Noebashari asked the artists — most of whom live in Iran — to respond to the superhero theme, and each artist created two works, one for each gallery. In some cases, the works are duplicates; in others, they are totally different, reflecting not only the irreproducibility of certain pieces, but the differences in cultural context between Los Angeles and Tehran. For example, the gallery attendant noted that although it seems relatively benign in L.A., Behdad Lahooti’s bronze sculpture of a turban would be problematic in Iran because it could be seen as a disrespectful take on a symbol of religious devotion. Siamak Filizadeh’s image of an inflatable Spiderman whose air valve is in a sexually suggestive location would also be unacceptable. And Maryam Amini’s painting of severed male genitalia — with a pair of scissors stored tidily in a Plexiglas box behind it — is similarly beyond the pale.
Other artists take a more oblique approach to social and political issues. Nasim Davari’s painting of Tlazolteotl giving birth is at once a visceral image of an Aztec goddess and an implicit critique of fundamentalism and sexism. Tlazolteotl presides over filth and midwives, but also purification and forgiveness; she unites rather than polarizes. Arash Fayez also triangulates other points in history to shed light on current events; he has stapled brief, critical comments to archival photographs of erstwhile “heroes” Hitler and Mao.
Still other artists are inspired by Iran’s storied past. In Nazanin Pouyandeh’s delicate painting, a man wearing a golden crown sits atop a mountain of garbage. The armored figures in Ala Ebtekar’s drawings look like Japanese anime characters but are outfitted with ancient Persian headgear and weapons.
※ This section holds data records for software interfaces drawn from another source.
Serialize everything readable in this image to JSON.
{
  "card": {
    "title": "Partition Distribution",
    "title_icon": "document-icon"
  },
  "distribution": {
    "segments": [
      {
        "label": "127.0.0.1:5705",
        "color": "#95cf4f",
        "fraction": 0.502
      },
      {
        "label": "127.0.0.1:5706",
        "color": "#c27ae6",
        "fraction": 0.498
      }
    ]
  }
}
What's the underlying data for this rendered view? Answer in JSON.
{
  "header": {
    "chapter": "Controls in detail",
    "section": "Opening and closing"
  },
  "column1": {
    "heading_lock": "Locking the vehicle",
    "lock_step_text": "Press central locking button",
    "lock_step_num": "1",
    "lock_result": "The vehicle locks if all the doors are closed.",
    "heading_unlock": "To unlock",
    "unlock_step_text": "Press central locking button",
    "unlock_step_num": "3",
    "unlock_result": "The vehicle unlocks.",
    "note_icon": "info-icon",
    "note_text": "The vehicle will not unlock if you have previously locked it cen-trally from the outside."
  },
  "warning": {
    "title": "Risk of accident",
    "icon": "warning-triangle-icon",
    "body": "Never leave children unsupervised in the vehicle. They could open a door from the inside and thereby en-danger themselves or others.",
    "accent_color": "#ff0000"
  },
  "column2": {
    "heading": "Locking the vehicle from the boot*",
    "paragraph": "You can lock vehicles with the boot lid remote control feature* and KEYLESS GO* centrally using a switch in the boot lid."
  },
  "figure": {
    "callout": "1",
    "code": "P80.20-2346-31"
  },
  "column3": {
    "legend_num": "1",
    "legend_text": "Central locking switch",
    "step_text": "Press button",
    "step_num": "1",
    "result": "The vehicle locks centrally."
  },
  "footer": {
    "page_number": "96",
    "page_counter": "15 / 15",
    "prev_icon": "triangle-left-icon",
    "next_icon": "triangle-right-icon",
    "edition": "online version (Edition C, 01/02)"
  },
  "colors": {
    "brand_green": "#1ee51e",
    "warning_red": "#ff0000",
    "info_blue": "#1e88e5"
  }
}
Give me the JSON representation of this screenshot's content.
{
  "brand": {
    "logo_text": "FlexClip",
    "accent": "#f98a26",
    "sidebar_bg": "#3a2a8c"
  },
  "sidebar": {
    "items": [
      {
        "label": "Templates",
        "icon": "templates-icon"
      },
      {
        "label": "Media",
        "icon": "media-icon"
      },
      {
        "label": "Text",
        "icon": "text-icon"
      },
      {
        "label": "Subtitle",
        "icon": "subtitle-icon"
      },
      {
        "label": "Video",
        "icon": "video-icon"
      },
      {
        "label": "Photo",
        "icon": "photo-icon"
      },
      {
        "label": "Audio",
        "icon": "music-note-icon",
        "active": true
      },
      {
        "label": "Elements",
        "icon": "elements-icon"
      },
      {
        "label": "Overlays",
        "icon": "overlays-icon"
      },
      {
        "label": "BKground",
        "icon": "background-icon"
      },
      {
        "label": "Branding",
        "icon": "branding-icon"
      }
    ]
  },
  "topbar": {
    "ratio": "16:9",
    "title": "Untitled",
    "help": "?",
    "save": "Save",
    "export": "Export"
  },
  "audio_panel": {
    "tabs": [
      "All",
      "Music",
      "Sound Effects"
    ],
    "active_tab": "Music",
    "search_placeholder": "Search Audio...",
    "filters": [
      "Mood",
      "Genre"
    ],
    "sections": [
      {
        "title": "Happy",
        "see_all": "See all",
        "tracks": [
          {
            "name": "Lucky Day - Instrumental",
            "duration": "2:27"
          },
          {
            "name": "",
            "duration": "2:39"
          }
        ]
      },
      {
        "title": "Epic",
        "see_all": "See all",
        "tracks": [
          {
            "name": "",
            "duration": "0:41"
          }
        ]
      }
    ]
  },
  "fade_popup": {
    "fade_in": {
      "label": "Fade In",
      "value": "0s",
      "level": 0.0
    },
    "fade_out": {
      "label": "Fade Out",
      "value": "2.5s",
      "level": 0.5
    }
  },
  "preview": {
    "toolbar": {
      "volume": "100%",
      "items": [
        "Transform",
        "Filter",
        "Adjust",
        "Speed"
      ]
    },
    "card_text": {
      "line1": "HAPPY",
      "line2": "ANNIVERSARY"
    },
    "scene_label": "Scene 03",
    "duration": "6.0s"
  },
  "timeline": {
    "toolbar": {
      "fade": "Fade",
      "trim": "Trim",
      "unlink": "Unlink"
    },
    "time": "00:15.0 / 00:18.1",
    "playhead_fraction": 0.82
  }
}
Ebtekar created them in response to an antique book he bought in Iran featuring some of the earliest known drawings of robot-like machines.
By contrast, some works suggest that real superheroes are everyday people. Newsha Tavakolian’s striking photograph of a young woman wearing a black hijab and bright red boxing gloves suggests untapped potency. And Sahand Hesamyan’s self-portrait, “Me as a Lion, As a Hero,” is a Transformers-esque mirrored mask that is half armor, half disco ball.
Not all of the works are as striking or as eloquent, but that’s to be expected in any show of this size and range. What is remarkable is that these artists continue to have faith in aesthetic strategies as an undercover mode of dissent and critique. It will be interesting to see, if the Middle East’s “superheroes” continue to fall, whether they will always have to be so stealthy.
-- Sharon Mizota
Morono Kiang Gallery, 218 W. 3rd St., L.A., (213) 628-8208, through April 30. Closed Sundays and Mondays. www.moronokiang.com